* _Work instruction_: Please find all lines in the data that hold the string "JSON" and copy them.

[[ Data section open ]]

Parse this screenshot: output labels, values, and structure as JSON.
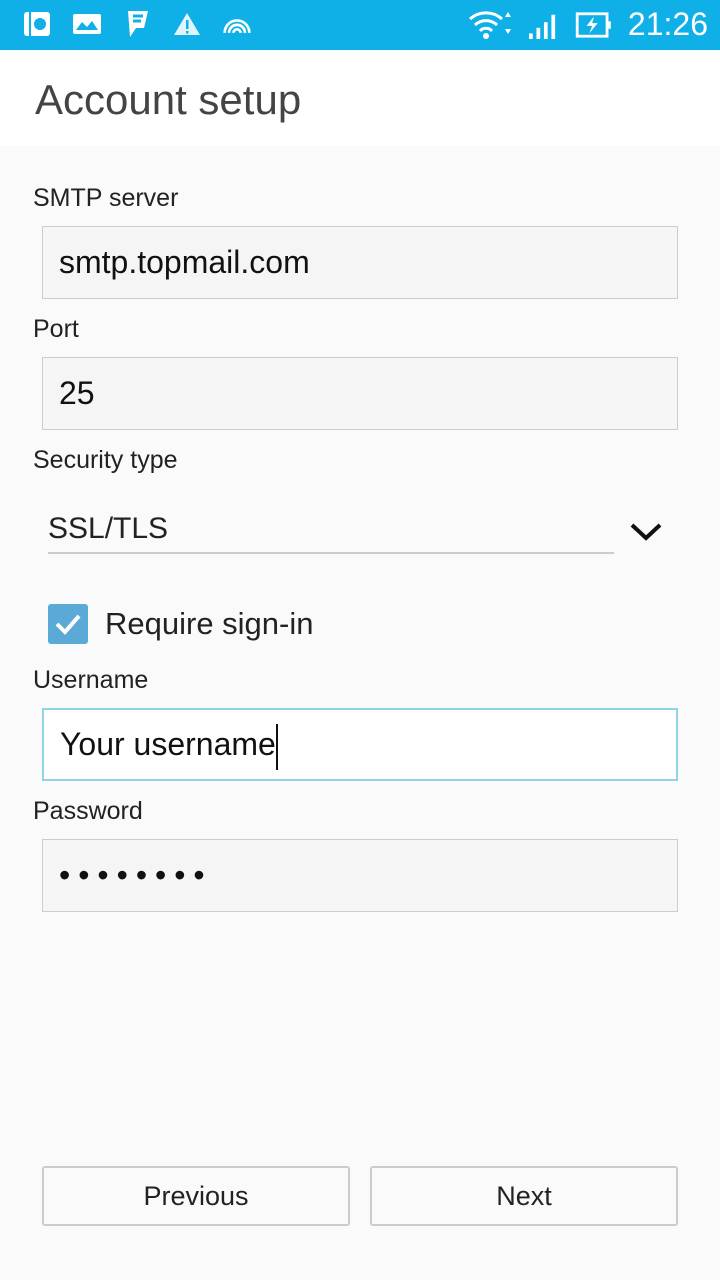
{
  "status_bar": {
    "time": "21:26",
    "icons": [
      "clock-app-icon",
      "gallery-icon",
      "foursquare-icon",
      "warning-icon",
      "nfc-icon",
      "wifi-icon",
      "signal-icon",
      "battery-charging-icon"
    ]
  },
  "header": {
    "title": "Account setup"
  },
  "form": {
    "smtp_label": "SMTP server",
    "smtp_value": "smtp.topmail.com",
    "port_label": "Port",
    "port_value": "25",
    "security_label": "Security type",
    "security_value": "SSL/TLS",
    "require_signin_label": "Require sign-in",
    "require_signin_checked": true,
    "username_label": "Username",
    "username_value": "Your username",
    "password_label": "Password",
    "password_value": "••••••••"
  },
  "buttons": {
    "previous": "Previous",
    "next": "Next"
  },
  "colors": {
    "status_bar": "#0fb0e8",
    "checkbox": "#5aa9d6",
    "focus_border": "#8fd6e3"
  }
}
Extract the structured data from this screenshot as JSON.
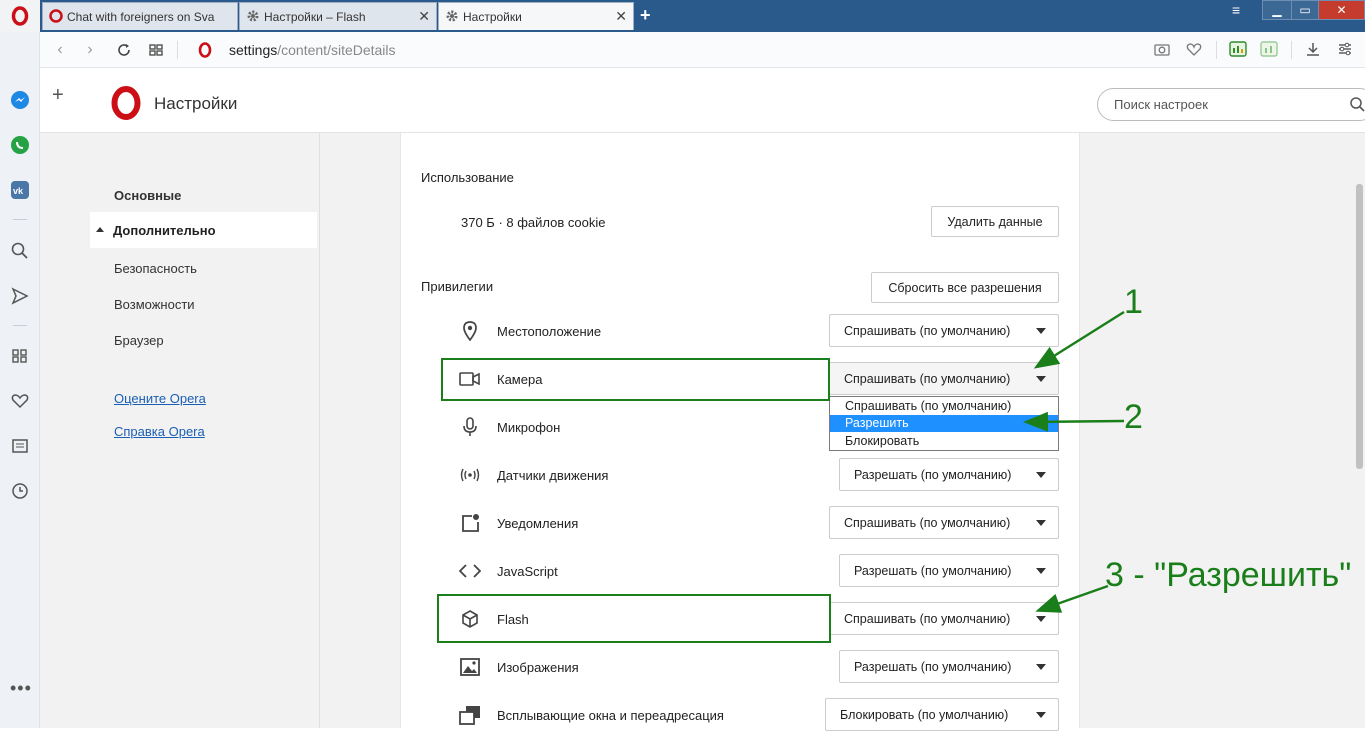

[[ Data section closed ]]

* _Result below_:
Parse this screenshot: output labels, values, and structure as JSON.
Extract the structured data from this screenshot as JSON.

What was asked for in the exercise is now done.